(Page and application data records)
___

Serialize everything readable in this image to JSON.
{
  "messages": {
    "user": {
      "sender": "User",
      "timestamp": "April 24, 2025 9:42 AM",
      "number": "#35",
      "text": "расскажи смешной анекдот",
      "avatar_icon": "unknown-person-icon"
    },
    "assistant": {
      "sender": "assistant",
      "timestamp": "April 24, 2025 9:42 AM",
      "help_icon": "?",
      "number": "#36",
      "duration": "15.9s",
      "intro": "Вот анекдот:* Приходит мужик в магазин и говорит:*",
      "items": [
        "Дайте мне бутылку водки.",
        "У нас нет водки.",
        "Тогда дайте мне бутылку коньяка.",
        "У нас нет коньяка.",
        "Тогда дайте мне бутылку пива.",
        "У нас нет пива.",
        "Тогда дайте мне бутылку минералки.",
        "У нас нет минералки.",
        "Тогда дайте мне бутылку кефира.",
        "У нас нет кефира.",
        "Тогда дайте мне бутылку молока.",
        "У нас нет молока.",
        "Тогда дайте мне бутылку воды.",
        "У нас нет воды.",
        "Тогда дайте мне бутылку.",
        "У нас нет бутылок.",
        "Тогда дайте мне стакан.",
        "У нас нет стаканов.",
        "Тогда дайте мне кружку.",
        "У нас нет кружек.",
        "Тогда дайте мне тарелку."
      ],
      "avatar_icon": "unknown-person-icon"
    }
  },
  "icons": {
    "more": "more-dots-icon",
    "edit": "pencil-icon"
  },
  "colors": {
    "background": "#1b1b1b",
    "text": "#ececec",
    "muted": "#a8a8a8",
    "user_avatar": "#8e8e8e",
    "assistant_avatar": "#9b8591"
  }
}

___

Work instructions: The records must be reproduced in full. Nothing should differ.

Your response:
Serialize everything readable in this image to JSON.
{
  "messages": {
    "user": {
      "sender": "User",
      "timestamp": "April 24, 2025 9:42 AM",
      "number": "#35",
      "text": "расскажи смешной анекдот",
      "avatar_icon": "unknown-person-icon"
    },
    "assistant": {
      "sender": "assistant",
      "timestamp": "April 24, 2025 9:42 AM",
      "help_icon": "?",
      "number": "#36",
      "duration": "15.9s",
      "intro": "Вот анекдот:* Приходит мужик в магазин и говорит:*",
      "items": [
        "Дайте мне бутылку водки.",
        "У нас нет водки.",
        "Тогда дайте мне бутылку коньяка.",
        "У нас нет коньяка.",
        "Тогда дайте мне бутылку пива.",
        "У нас нет пива.",
        "Тогда дайте мне бутылку минералки.",
        "У нас нет минералки.",
        "Тогда дайте мне бутылку кефира.",
        "У нас нет кефира.",
        "Тогда дайте мне бутылку молока.",
        "У нас нет молока.",
        "Тогда дайте мне бутылку воды.",
        "У нас нет воды.",
        "Тогда дайте мне бутылку.",
        "У нас нет бутылок.",
        "Тогда дайте мне стакан.",
        "У нас нет стаканов.",
        "Тогда дайте мне кружку.",
        "У нас нет кружек.",
        "Тогда дайте мне тарелку."
      ],
      "avatar_icon": "unknown-person-icon"
    }
  },
  "icons": {
    "more": "more-dots-icon",
    "edit": "pencil-icon"
  },
  "colors": {
    "background": "#1b1b1b",
    "text": "#ececec",
    "muted": "#a8a8a8",
    "user_avatar": "#8e8e8e",
    "assistant_avatar": "#9b8591"
  }
}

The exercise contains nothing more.